The Arizona Legislature begins its session on Monday, Jan. 9.
Gov. Doug Ducey will deliver his State of the State address, and then our fate will be in the hands of those elected to the Arizona Senate and Arizona House.
State politics typically don’t have a lot of pizazz. Sure, there are differences and deals and infighting. There’s an undercard feel. We pay more attention to where the fires burn brighter, in Washington, D.C.
The stakes seem so high – we’re talking about the White House, right? Congress, lobbyists, big-business influence, special-interest groups, no one listening to the little guy. This is where the action is, isn’t it?
Sen. John McCain, Sen. Jeff Flake, Rep. Raúl Grijalva and Rep. Martha McSally — they’re household names. We know them, what they look like, what they do.
But what do you know about your state senators, your state representatives? What Arizona legislative district do you live in? Who is there in Phoenix, at the Capitol, to represent you?
Could you pick them out of a lineup?
Yet these elected state officials are the people who make decisions that directly affect Arizona kids — your kids and grandkids.
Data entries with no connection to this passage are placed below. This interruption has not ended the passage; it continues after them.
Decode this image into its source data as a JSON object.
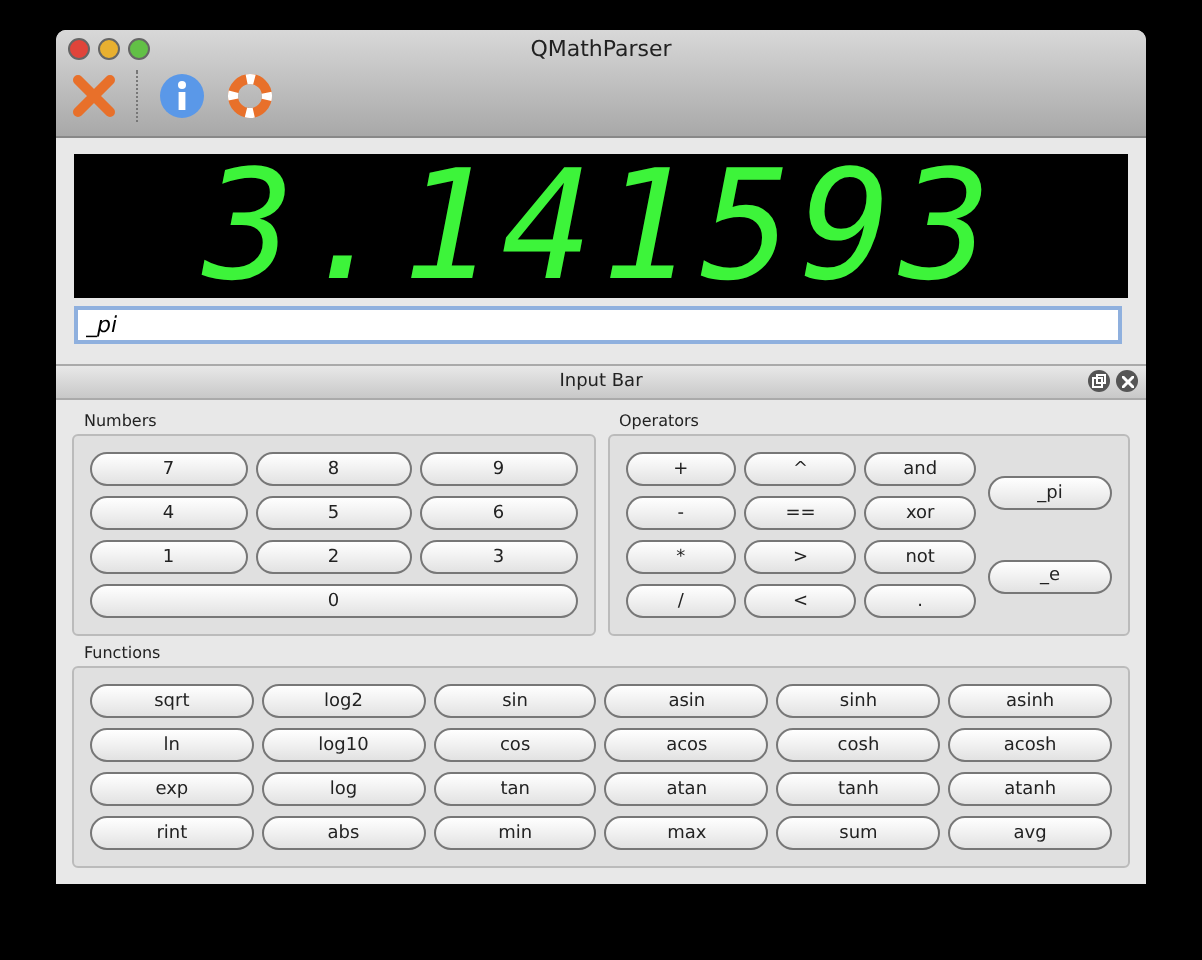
{
  "window": {
    "title": "QMathParser"
  },
  "toolbar": [
    {
      "kind": "quit"
    },
    {
      "kind": "about"
    },
    {
      "kind": "help"
    }
  ],
  "display": {
    "value": "3.141593"
  },
  "input": {
    "value": "_pi"
  },
  "dock": {
    "title": "Input Bar"
  },
  "numbers": {
    "title": "Numbers",
    "rows": [
      [
        "7",
        "8",
        "9"
      ],
      [
        "4",
        "5",
        "6"
      ],
      [
        "1",
        "2",
        "3"
      ]
    ],
    "wide_key": "0"
  },
  "operators": {
    "title": "Operators",
    "rows": [
      [
        "+",
        "^",
        "and"
      ],
      [
        "-",
        "==",
        "xor"
      ],
      [
        "*",
        ">",
        "not"
      ],
      [
        "/",
        "<",
        "."
      ]
    ],
    "constants": [
      "_pi",
      "_e"
    ]
  },
  "functions": {
    "title": "Functions",
    "rows": [
      [
        "sqrt",
        "log2",
        "sin",
        "asin",
        "sinh",
        "asinh"
      ],
      [
        "ln",
        "log10",
        "cos",
        "acos",
        "cosh",
        "acosh"
      ],
      [
        "exp",
        "log",
        "tan",
        "atan",
        "tanh",
        "atanh"
      ],
      [
        "rint",
        "abs",
        "min",
        "max",
        "sum",
        "avg"
      ]
    ]
  }
}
They decide how much money to spend — or not — on public schools, on the Department of Child Safety, on helping low-income working families to pay for decent child care.
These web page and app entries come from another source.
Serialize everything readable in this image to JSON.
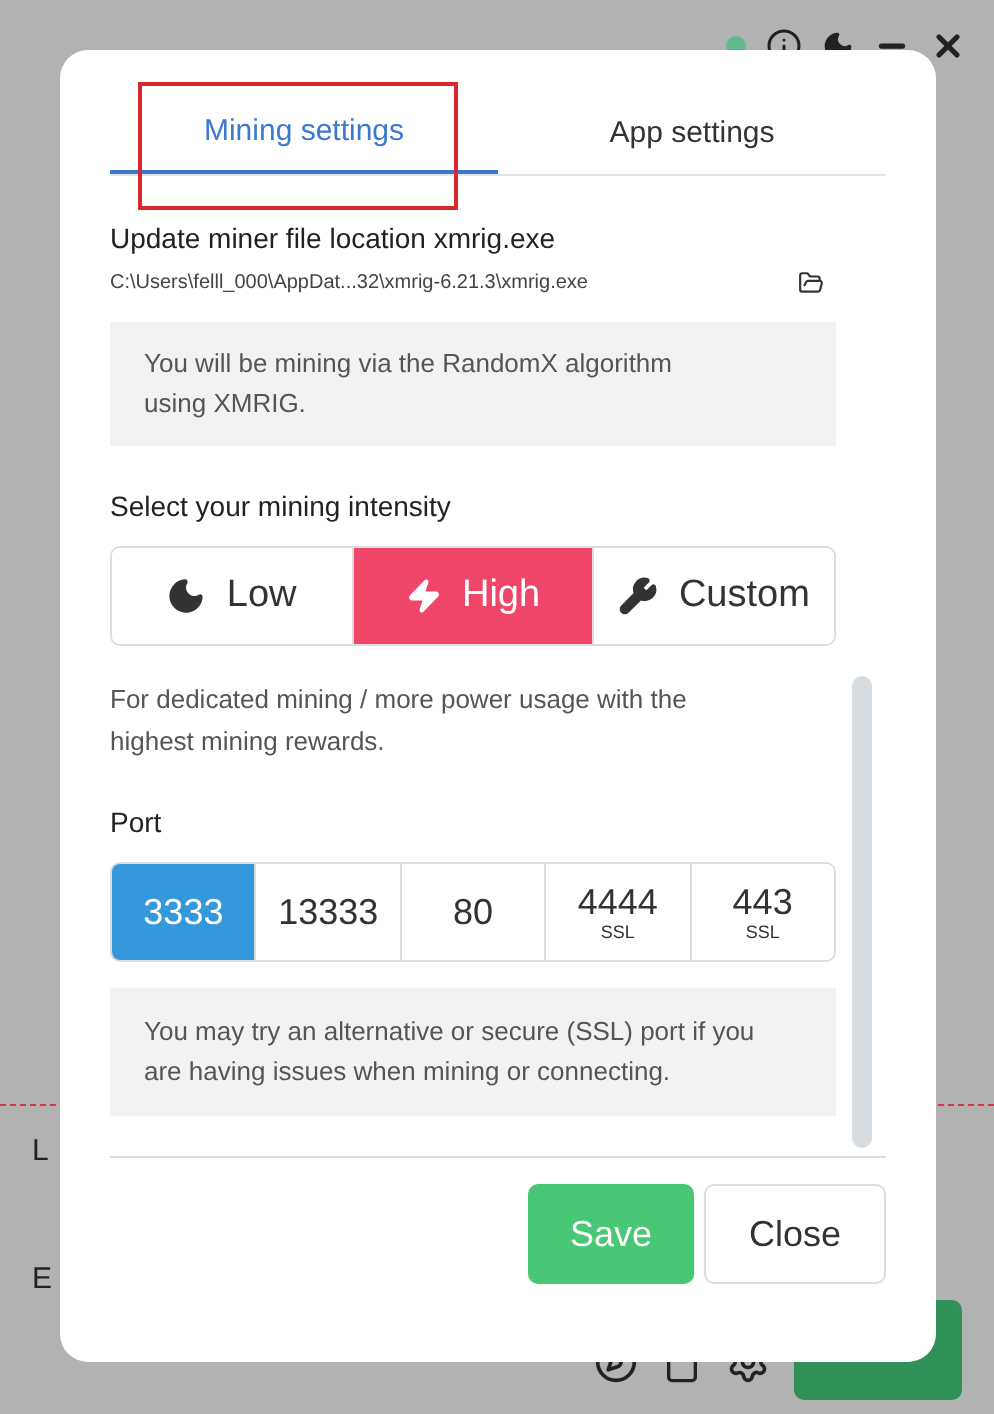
{
  "stats": [
    {
      "label": "L"
    },
    {
      "label": "E"
    }
  ],
  "modal": {
    "tabs": [
      {
        "label": "Mining settings",
        "selected": true,
        "highlighted": true
      },
      {
        "label": "App settings",
        "selected": false,
        "highlighted": false
      }
    ],
    "miner_file": {
      "heading": "Update miner file location xmrig.exe",
      "path": "C:\\Users\\felll_000\\AppDat...32\\xmrig-6.21.3\\xmrig.exe"
    },
    "algorithm_note": "You will be mining via the RandomX algorithm using XMRIG.",
    "intensity": {
      "label": "Select your mining intensity",
      "options": [
        {
          "label": "Low",
          "selected": false
        },
        {
          "label": "High",
          "selected": true
        },
        {
          "label": "Custom",
          "selected": false
        }
      ],
      "description": "For dedicated mining / more power usage with the highest mining rewards."
    },
    "port": {
      "label": "Port",
      "options": [
        {
          "value": "3333",
          "selected": true
        },
        {
          "value": "13333",
          "selected": false
        },
        {
          "value": "80",
          "selected": false
        },
        {
          "value": "4444",
          "tag": "SSL",
          "selected": false
        },
        {
          "value": "443",
          "tag": "SSL",
          "selected": false
        }
      ],
      "note": "You may try an alternative or secure (SSL) port if you are having issues when mining or connecting."
    },
    "buttons": [
      {
        "label": "Save",
        "kind": "primary"
      },
      {
        "label": "Close",
        "kind": "secondary"
      }
    ]
  }
}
State elected officials are the ones who decide if Arizona should continue to spend more on private prisons while spending less on universities and pretty much nothing on community colleges in Maricopa and Pima counties.
State lawmakers decide if — and how far — the hand of the government will intrude into a person’s private medical decisions.
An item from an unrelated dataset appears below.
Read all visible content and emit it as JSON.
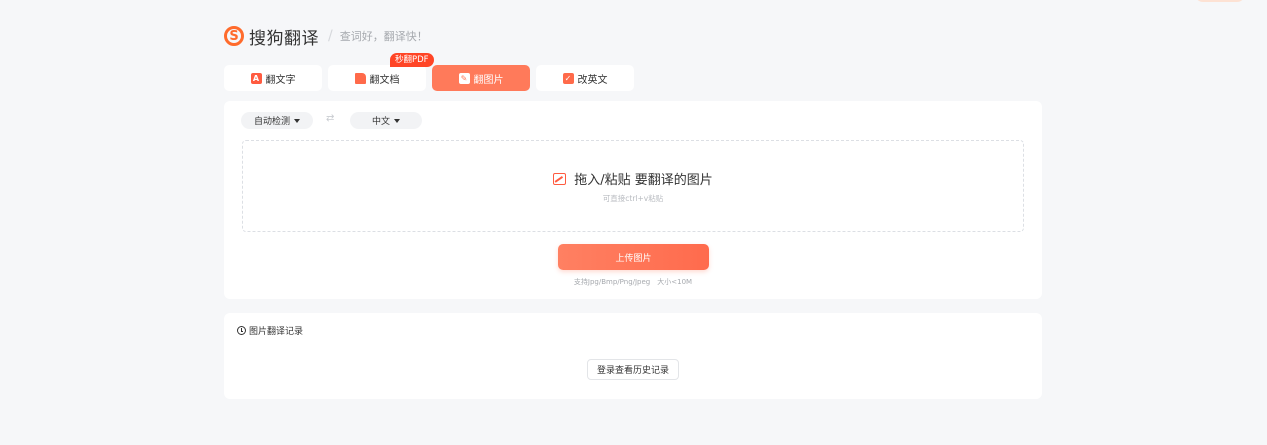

State lawmakers will also decide whether to waste time on silliness like declaring Arizona a sovereign state, or passing laws that would make it a crime for federal officials to enforce federal law within our state. They decide if public employees should be able to refuse requests for public documents.
These same folks will decide on infrastructure spending. Does that state road get repaired? What about that bridge? They decide which special interests will get preferential treatment in the state tax code, and which ones won’t.
They decide if tax breaks for corporations outrank helping poor families get to the doctor. They decide if the state has the right to overrule city council decisions, as they’ve attempted to do in response to Tucson’s stance on destroying guns.
Republicans will continue to control the governor’s office, the Legislature and elected state offices. The leadership has changed in the House and Senate, and that could be a positive step. Here’s hoping that we won’t see a replay of too many years when Republican leadership went behind closed doors and hashed out a state budget without input from the public, Democrats or even some fellow Republicans.
While the Trump train wreck keeps chugging along, it will be difficult to resist the temptation to tune it all out. That would be a grave mistake at the national level, but especially at the state level.
Arizonans must pay close, close attention to what is happening at the state Capitol. Make your thoughts known to your elected officials. Don’t relent, even when it appears no one is listening.
We must never allow Arizona lawmakers the luxury of our inattention.